by Robert Baer
Crown Publishing, 2002. 288.
. 25.95. ISBN:0609609874
See No Evil, by Rober Baer, is a memoir of life in the CIA at a time when actually spying on the nation's enemies was the farthest thing from the CIA's mind, and when being an effective spy could land a CIA officer in all kinds of trouble. Robert Baer joined the Agency in 1976, became fluent in Arabic, and served much of his career as a case officer in the Middle East. He worked some very dangerous territories, including Beirut at a time when it was open season on Americans in general and CIA officers in particular. Working under embassy cover offered a case officer the worst of both worlds. It meant the opposition had his name and where he worked much of the time, but his diplomatic immunity gave him no protection, since the opposition had no respect for it. Baer was stationed in Beirut after the US embassy had been destroyed by a truck bomb. The building the US used after that was a virtual fortress. People sent there arrived by helicopter, since using the Beirut air! port was an open invitation to being kidnapped. In fact, flights to the embassy consisted of two helicopters, so that one could instantly pick up the survivors if the other was shot down, and a chopper landing at the embassy would only remain on the ground for twenty seconds.
So Baer was up at the sharp end of the business. As a result of the scandals of the 1970's the CIA was becoming ever more risk averse. This grated on Baer, who was a risk taker. He openly admits that not all the risks he took during his career were intelligent ones. While stationed in New Delhi early in his career, he took chances to get hold of some T-72 tank manuals that might have gotten a local CIA agent caught. While investigating the bombing of the US Embassy, he took a trip to Balabakk in Lebanon, which was controlled by the Hizballah, that he concedes was foolhardy. He got within sight of the building where it later turned out captured CIA station chief William Buckley and other Western hostages were being held. But he could not at that time confirm their presence, or do anything to get them out, and he might well have ended up a prisoner himself. Baer admits to some mistakes, which is not a common practice in CIA memoirs and adds a measure of credi! bility to his story.
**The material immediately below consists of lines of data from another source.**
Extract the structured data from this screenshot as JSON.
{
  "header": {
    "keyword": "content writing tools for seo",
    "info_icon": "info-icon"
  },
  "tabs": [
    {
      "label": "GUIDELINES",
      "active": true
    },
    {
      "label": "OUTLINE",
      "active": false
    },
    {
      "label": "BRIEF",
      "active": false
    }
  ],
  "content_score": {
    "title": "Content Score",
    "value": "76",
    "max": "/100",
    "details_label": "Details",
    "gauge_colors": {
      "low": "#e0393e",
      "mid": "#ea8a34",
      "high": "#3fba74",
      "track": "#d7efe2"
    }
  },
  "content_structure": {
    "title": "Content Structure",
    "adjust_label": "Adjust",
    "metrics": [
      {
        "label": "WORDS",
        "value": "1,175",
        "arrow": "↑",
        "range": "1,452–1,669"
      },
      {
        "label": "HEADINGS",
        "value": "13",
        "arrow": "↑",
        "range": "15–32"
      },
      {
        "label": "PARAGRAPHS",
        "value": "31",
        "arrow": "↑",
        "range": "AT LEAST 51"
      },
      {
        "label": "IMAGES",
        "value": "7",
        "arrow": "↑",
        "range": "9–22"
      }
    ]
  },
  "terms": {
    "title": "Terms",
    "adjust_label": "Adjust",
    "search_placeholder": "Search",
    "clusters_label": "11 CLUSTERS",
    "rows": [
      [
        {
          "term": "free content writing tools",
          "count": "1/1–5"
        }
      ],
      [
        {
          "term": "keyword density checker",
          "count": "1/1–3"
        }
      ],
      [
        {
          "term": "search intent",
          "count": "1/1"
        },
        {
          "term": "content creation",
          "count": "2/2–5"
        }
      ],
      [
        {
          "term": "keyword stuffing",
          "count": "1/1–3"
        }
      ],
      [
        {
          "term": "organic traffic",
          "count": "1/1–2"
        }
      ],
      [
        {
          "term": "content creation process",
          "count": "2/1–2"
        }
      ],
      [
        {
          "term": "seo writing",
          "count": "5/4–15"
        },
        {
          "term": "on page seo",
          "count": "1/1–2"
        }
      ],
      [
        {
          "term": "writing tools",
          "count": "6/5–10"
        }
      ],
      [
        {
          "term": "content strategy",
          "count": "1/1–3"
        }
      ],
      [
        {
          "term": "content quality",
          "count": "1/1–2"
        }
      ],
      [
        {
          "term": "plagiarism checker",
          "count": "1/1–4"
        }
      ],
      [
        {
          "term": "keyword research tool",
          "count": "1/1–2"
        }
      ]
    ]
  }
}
What makes this book especially interesting is that Baer was involved in counterterrorism. The book is subtitled "The True Story of a Ground Soldier in the CIA's War on Terrorism". Baer spent a lot of time trying to gather information about Islamic terrorists, especially those who blew up the American embassy in Beirut. This book has some deletions in it, the work of CIA censors, and Baer does not compromise sources or methods. But he does reveal some interesting details about how the CIA gathers information on terrorists. One source that proved useful was Lebanese civil registration documents, which could give biographical information about terrorist suspects. These records had to be accessed by local agents - Americans could not move around freely in Beirut. Information about marriages, place and date of birth, addresses, telephone numbers, and names of the relatives of suspeted terrorists were actually very helpful. Agents reporting on terrorist groups or susp! ects could be quizzed about these sorts of details, and their truthfulness, or lack of it, could be established.
Baer claims that the CIA had more success against terrorism in Lebanon than it could acknowledge publicly at the time. Unfortunately, even when good information could be developed, it often could not be exploited. For example, Baer claims that the CIA learned in advance of terroist plans to kidnap an ABC news reporter in Lebanon, but that it had no way to contact him time to warn him. (In fact, ABC news is listed in the phone book. Did the CIA let this man go into the bag to protect its source?) Baer also claims that the Agency was able to pinpoint the location of Imad Mughniyah, a key figure in the bombing of the